For my very first (real) post, I would like to talk about something awesome: rape apologism!
The inspiration to discuss this comes from this post by Amanda Hess, which is pretty great. I really have no complaints about the post itself insofar as it does exactly what it sets out to do: counter victim-blaming by carefully deconstructing the ways in which the “flash your cash around in a bad neighborhood, get robbed” analogy is terrible. I am all in favor of this approach, generally. It’s an important part of anti-rape activism.
But, you will notice that this post contains many words, far more than it would take me to simply say, “Amanda Hess wrote this post and it’s pretty great.” I kind of do have some criticism, is what I’m saying. Not with the actual content of the post, but with what these types of posts tend not to contain: an attempt to challenge the very problematic concept of “responsibility” which underlies all of these victim-blaming analogies. If only I had my own blog in which to discuss the things that I feel other bloggers are not addressing to my satisfaction!
So here’s an example of the sort of statement I routinely see go unchallenged:
You’re not to blame for being raped simply because you did X, but you need to accept responsibility for engaging in such high-risk behavior. [Insert COMPLETELY SUCKY analogy here.]
More often than not, we actually let this stand. We start arguing about why a woman’s body is not actually like a stack of twenty-dollar bills you carelessly left hanging out of your pocket (and, I mean, why does this require explanation, why), when what we should be doing is pointing out the ways in which this is a completely nonsensical thing to say.

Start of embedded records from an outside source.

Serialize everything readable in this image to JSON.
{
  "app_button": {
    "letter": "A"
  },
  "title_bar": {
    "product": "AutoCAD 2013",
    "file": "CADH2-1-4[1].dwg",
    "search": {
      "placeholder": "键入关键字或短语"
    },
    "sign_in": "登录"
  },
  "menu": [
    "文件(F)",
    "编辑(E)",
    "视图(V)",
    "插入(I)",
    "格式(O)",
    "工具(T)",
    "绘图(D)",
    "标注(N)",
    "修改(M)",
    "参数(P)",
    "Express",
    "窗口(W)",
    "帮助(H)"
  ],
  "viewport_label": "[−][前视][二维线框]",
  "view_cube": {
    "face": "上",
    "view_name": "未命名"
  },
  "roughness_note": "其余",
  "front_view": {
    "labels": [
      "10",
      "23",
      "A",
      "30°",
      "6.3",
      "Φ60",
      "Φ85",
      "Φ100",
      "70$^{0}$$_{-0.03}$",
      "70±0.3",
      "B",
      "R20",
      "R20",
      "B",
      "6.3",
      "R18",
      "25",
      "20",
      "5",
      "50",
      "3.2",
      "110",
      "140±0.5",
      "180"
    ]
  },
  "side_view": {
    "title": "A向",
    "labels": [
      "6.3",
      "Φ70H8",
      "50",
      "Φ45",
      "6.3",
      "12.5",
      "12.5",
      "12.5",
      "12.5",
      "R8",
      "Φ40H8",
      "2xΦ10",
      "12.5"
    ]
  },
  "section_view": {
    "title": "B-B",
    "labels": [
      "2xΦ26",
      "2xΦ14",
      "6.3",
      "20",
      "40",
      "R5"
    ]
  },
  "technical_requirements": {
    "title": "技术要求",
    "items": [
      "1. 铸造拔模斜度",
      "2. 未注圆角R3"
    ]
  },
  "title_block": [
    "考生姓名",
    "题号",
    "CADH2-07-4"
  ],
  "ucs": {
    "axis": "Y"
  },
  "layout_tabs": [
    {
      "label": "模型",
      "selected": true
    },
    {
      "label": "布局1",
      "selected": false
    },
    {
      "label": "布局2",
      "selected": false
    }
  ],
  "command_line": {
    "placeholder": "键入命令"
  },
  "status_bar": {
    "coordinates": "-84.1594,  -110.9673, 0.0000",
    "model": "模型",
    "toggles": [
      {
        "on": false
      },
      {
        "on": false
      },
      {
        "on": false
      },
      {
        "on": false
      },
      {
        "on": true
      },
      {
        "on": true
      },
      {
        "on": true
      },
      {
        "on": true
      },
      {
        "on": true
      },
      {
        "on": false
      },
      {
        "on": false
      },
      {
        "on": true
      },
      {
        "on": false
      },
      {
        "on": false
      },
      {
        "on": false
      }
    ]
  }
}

In all fairness, this argument is a slippery little fucker. Annoyingly, it exploits our cultural fetish for the concept of personal responsibility, but more importantly, it hinges on an obfuscation of the meaning of the word “responsibility” and is difficult to respond to without engaging in a logical fallacy. After all, blame always implies responsibility, but responsibility does not always imply blame.
Success, in this case, lies in arguing that it is not functionally possible to separate the concepts of blame and responsibility when discussing a negative outcome. In that context, they’re synonymous; it’s just that responsibility does not imply blame when the outcome is positive. To say, “You’re responsible for the company reporting record profits, but you’re not to blame” sounds odd, but is not logically inconsistent. Compare that with the following: “You’re not to blame for the fact that you smoked four packs a day and now have cancer. But you are responsible for it.” We recognize that this sounds suspiciously like hair-splitting because we’re not twisting ourselves into semantic pretzels to deny that we believe, as a society, that smokers who get cancer are in fact to blame for their condition.
This all probably seems quite obvious. But I see people tripped up by it all the time.
I’d also argue that the wording of the statement itself is a tacit acknowledgment of the fact that it serves as cover for rape apologism, because it’s intentionally imprecise. It’s quite rare to hear: “You need to accept responsibility for the consequences that resulted from your high-risk behavior.” That’s a bit too bald and difficult to deny the implications of. (First rule of victim blaming: make sure no one realizes you’re actually blaming the victim!) The preferred way to phrase it is: “You need to accept responsibility for your high-risk behavior.”
Which, okay, sure. I accept responsibility for wearing a short skirt. I made that decision entirely of my own free will, of sound mind and body, etc. We’ve now concluded that I am responsible for my clothing choices: well done! In the interest of full disclosure, I’m also responsible for those horrid acid-washed jeans that I thought were the shit in 8th grade, and for wearing navy blue with black on occasion. I am all for personal responsibility!
…oh I see now. What rape apologists actually want is to make me responsible for the assumed consequences of my clothing choices. I almost didn’t realize that, because of the way the sentence was constructed! This is all very clever!
Posts like Amanda’s tend to focus on how the concept of rape as a consequence for certain actions—all actions which fall neatly under the umbrella of “being around men while female”—is flawed, and that is important, so I don’t at all intend to seem dismissive of that sort of analysis. But I think it’s important not to cede rape apologists even the tiniest bit of ground. Back them into a corner. Force them to admit that they are, in fact, blaming victims for their own rapes. The more intellectually honest among them might even admit that they’re doing exactly that, because, see, twenty-dollar bills and bad neighborhoods and blah blah burble blah, at which point it’s time to deconstruct analogies. But first things first. Imprecise language is a cover; don’t let it stand.
Force it to sit in the naughty chair.